• _What you will do_:
Check each line below for "Frequency" and report how many have it, nothing else.

Top of Task data

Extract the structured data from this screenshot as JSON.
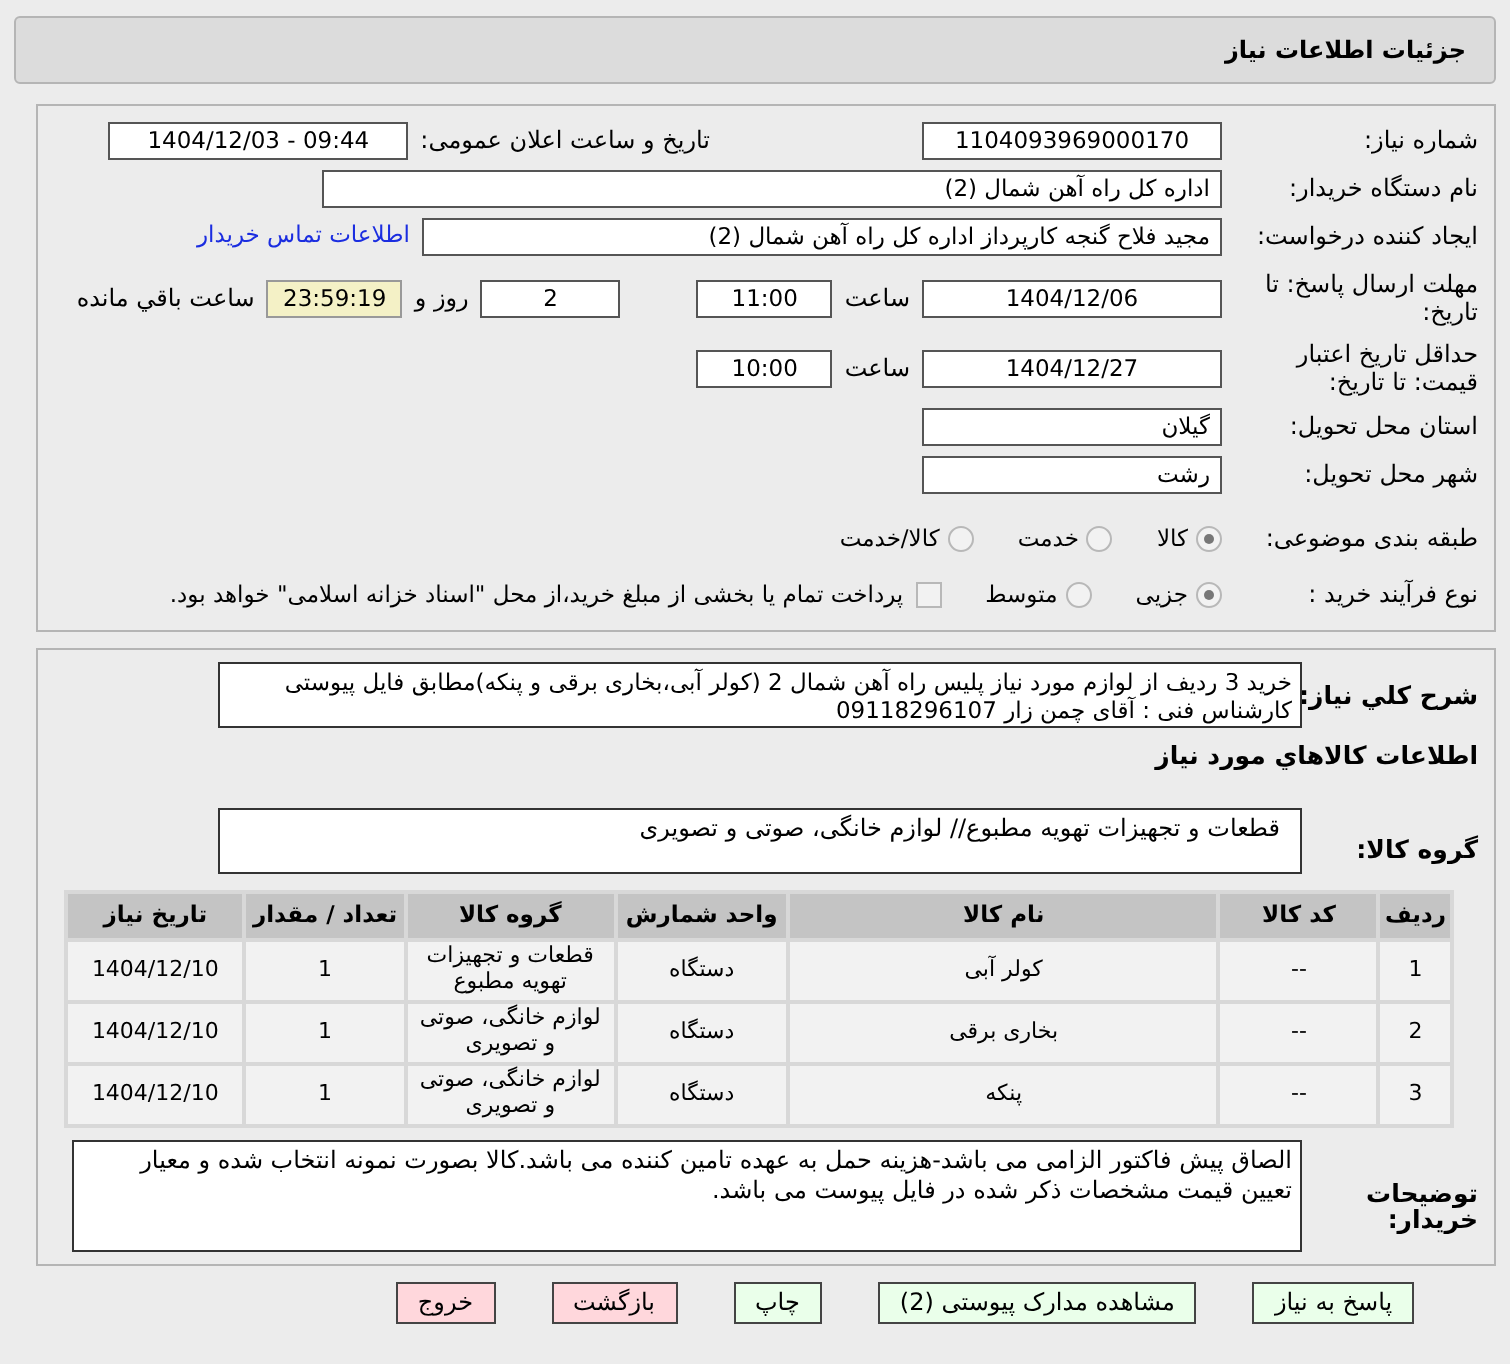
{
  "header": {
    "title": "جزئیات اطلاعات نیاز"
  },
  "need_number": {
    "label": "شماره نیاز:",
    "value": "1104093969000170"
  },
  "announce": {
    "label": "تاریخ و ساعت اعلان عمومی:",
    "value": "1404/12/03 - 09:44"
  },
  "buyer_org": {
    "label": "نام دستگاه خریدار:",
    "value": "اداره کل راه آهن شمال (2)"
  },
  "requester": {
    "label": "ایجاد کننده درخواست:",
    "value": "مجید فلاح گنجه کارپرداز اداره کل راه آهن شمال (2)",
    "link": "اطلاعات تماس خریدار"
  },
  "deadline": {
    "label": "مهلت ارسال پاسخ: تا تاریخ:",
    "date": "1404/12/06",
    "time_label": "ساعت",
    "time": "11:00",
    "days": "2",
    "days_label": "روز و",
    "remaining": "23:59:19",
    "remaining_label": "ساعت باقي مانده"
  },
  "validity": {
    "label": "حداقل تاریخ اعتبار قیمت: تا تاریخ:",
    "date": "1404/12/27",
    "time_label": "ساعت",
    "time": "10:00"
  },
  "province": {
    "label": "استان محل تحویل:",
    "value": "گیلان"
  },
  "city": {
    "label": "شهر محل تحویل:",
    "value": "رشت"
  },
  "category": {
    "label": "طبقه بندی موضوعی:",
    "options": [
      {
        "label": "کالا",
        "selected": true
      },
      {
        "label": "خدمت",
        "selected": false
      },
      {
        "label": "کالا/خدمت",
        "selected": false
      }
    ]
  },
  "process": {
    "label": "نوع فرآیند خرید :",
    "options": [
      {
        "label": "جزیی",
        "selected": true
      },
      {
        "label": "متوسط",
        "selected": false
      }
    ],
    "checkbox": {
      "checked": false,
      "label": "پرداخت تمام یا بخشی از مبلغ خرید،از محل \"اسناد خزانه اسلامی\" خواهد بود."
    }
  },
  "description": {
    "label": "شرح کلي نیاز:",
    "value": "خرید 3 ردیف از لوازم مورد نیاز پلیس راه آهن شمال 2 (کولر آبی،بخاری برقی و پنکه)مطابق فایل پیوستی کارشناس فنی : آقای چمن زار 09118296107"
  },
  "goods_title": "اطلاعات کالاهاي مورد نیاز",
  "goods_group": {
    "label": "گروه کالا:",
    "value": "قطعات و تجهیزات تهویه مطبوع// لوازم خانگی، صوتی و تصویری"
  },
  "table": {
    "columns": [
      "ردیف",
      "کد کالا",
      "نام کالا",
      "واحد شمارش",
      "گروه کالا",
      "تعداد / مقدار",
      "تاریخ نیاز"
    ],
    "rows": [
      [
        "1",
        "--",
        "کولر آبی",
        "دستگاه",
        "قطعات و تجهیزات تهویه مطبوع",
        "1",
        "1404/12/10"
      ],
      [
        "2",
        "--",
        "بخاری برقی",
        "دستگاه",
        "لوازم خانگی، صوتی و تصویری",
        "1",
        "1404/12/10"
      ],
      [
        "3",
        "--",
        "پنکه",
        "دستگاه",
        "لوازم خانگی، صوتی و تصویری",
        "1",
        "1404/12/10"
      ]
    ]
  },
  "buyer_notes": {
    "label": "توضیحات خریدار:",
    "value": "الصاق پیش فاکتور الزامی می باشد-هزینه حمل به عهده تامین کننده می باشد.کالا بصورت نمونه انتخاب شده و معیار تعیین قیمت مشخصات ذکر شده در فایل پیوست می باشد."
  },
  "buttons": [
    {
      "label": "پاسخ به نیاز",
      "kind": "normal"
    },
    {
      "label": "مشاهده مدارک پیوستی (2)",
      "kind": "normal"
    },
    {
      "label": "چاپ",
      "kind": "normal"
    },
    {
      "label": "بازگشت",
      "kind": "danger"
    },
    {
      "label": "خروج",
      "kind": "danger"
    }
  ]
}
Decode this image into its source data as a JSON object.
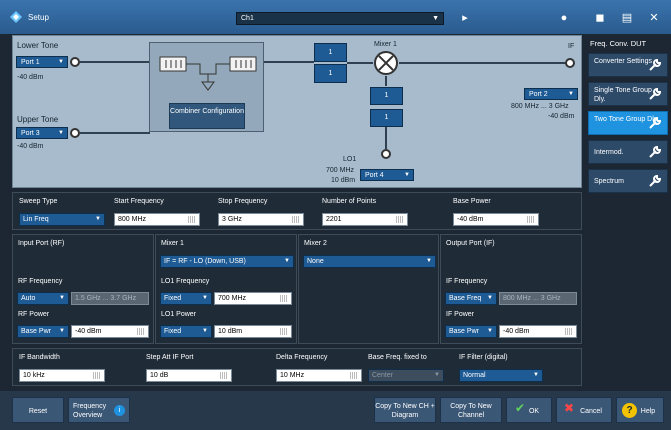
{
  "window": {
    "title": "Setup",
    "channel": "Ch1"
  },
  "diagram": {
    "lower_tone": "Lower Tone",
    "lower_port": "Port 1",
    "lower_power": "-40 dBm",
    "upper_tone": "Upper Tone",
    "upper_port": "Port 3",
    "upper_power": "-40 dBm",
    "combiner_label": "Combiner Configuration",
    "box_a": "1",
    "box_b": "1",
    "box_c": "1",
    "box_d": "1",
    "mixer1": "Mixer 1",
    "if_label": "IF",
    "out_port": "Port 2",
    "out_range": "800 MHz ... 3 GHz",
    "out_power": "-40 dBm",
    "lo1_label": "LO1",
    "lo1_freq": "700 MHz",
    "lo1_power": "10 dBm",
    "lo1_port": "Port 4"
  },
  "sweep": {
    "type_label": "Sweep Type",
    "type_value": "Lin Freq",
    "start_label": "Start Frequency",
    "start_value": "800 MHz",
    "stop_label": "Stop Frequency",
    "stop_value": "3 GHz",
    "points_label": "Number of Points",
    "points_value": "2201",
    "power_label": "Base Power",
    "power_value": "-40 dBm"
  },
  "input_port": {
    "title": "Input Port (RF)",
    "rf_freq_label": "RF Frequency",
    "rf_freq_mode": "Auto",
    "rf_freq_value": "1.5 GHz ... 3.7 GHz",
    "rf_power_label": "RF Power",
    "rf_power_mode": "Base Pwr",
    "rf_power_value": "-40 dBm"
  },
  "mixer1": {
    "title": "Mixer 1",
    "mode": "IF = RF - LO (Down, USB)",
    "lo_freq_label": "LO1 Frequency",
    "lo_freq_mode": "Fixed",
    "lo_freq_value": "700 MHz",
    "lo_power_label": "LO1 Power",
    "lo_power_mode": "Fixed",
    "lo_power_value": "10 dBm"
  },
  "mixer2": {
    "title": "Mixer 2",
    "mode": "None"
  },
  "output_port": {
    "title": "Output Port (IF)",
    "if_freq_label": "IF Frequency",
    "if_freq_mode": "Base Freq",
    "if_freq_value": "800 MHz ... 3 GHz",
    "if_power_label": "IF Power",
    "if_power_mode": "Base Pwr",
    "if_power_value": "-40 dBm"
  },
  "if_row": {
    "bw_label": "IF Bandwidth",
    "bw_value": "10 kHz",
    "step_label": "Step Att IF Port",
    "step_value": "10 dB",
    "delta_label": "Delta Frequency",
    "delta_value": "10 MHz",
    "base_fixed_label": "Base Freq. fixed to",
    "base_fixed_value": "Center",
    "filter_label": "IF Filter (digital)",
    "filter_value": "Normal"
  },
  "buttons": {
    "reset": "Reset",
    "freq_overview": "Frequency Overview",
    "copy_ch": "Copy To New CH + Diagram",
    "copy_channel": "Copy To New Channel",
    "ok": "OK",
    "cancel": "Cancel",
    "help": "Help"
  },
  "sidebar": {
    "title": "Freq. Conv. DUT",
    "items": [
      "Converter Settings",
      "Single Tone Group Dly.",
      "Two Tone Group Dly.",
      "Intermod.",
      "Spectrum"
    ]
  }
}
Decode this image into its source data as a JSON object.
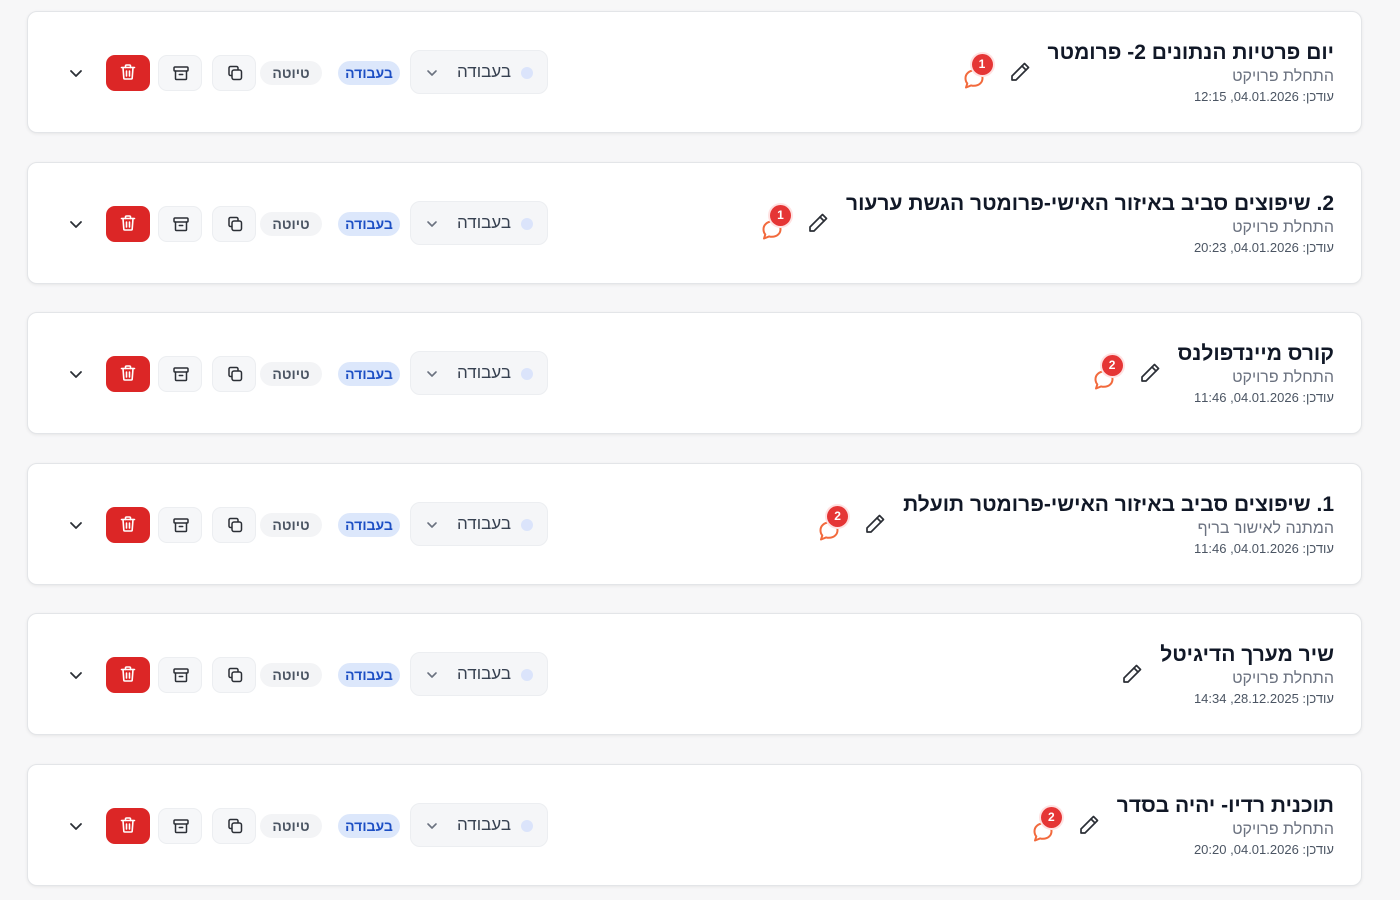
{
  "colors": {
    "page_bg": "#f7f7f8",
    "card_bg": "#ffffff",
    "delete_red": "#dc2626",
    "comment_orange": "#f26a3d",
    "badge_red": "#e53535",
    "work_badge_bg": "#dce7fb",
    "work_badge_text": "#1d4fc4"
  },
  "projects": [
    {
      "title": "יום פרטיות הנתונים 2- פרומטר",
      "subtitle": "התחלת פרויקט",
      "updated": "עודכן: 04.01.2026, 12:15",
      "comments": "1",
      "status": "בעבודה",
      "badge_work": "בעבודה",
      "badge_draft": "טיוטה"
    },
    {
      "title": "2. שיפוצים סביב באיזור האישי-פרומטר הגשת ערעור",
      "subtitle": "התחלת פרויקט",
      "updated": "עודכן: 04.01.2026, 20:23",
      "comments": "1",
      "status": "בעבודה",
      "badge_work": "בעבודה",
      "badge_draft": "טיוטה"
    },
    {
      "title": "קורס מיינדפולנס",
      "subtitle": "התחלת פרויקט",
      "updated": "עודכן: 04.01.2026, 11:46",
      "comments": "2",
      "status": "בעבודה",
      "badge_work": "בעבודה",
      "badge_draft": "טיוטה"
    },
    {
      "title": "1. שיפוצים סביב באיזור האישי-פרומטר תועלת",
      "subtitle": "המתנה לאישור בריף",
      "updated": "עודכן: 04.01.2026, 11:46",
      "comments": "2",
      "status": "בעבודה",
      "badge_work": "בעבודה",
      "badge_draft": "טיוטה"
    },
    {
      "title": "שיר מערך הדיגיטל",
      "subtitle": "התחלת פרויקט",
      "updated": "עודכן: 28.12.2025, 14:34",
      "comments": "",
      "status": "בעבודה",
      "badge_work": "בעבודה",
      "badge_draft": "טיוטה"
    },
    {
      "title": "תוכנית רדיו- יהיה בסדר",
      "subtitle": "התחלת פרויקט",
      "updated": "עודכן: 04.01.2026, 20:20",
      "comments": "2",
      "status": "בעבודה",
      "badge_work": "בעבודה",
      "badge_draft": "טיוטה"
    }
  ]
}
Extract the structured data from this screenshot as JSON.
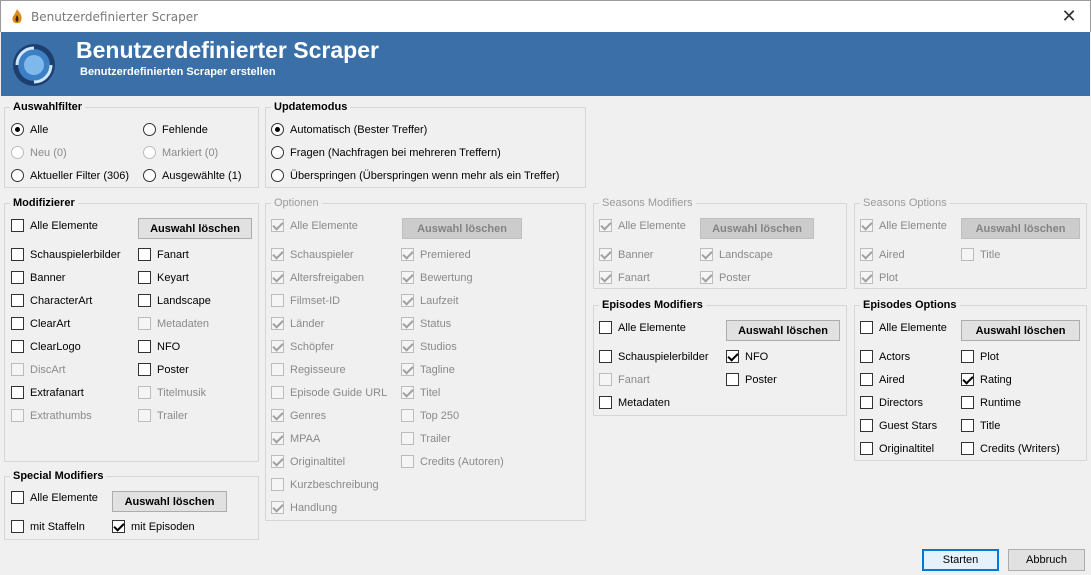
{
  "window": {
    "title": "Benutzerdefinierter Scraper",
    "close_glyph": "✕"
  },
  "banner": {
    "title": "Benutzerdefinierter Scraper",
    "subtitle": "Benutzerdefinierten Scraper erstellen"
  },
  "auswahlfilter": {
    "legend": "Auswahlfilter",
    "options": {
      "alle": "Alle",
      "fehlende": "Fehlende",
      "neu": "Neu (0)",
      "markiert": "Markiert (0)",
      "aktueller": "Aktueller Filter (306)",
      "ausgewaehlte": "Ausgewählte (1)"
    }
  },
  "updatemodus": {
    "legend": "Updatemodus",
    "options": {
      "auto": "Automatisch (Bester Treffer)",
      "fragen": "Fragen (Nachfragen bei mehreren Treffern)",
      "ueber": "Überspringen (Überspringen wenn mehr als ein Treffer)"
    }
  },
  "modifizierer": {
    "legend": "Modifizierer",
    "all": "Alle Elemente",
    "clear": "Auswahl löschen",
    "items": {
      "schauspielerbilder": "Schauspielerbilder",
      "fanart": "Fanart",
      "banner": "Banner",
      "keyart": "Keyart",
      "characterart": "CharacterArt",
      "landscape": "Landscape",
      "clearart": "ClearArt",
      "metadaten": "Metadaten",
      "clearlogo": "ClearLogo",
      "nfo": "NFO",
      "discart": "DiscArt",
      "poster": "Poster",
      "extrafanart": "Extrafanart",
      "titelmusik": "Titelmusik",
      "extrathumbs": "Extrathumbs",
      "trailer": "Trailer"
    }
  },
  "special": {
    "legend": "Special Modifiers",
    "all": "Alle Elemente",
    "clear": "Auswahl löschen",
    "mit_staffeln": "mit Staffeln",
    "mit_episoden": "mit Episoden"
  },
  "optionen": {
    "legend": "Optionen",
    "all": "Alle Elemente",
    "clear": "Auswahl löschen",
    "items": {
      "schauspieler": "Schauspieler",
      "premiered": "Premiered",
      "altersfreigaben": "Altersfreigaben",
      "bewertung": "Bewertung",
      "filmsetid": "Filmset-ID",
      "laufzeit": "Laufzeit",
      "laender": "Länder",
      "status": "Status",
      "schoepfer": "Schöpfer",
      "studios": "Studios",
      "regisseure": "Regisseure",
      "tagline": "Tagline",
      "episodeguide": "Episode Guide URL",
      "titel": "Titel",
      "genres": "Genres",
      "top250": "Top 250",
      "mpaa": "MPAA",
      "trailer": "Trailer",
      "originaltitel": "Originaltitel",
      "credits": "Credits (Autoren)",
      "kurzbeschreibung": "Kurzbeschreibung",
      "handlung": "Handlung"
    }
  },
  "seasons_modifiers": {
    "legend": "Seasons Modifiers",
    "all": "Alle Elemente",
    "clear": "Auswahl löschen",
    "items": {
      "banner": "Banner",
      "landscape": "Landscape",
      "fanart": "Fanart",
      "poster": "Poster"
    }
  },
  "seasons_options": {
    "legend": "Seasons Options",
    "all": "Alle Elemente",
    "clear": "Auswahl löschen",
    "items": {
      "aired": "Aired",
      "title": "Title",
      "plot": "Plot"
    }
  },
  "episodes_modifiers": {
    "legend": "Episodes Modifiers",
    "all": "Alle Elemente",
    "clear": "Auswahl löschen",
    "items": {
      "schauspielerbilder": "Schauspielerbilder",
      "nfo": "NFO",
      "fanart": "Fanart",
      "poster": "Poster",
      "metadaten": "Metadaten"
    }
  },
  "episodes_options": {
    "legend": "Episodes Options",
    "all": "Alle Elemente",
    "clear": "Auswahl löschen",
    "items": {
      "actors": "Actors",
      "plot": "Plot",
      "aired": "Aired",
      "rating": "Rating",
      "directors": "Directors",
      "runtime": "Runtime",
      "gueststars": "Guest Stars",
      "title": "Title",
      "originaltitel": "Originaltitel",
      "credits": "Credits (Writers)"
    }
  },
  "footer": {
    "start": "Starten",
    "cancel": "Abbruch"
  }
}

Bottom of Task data

• _Answer section_:
7